The input
----------

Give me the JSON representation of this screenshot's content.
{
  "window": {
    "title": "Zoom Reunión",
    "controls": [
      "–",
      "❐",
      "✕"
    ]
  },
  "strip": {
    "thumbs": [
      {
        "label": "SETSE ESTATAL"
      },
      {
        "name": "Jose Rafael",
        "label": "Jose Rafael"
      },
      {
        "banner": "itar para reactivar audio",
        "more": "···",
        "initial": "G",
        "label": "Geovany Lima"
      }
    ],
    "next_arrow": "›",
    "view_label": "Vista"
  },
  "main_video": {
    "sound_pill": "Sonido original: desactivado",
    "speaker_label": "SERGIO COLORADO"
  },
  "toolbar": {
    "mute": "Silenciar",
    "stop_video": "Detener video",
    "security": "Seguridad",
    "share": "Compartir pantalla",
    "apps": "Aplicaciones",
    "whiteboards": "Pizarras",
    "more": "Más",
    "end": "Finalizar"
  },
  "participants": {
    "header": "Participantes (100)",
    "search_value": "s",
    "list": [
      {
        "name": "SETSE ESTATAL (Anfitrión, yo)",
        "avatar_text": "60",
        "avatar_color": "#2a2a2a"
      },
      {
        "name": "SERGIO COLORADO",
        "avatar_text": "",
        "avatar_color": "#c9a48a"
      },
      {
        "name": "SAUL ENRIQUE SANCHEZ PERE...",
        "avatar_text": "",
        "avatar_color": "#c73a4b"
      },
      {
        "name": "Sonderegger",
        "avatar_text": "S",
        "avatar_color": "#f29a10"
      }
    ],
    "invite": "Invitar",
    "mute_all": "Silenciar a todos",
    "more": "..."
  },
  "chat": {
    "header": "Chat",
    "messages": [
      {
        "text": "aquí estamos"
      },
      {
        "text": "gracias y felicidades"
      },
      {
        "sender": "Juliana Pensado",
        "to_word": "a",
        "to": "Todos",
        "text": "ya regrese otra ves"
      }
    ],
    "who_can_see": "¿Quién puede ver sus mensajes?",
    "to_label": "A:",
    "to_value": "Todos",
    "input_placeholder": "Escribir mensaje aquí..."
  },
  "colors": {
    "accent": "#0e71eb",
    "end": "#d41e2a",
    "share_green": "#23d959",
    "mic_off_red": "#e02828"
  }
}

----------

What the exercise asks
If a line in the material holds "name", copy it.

Task result
        "name": "Jose Rafael",
        "name": "SETSE ESTATAL (Anfitrión, yo)",
        "name": "SERGIO COLORADO",
        "name": "SAUL ENRIQUE SANCHEZ PERE...",
        "name": "Sonderegger",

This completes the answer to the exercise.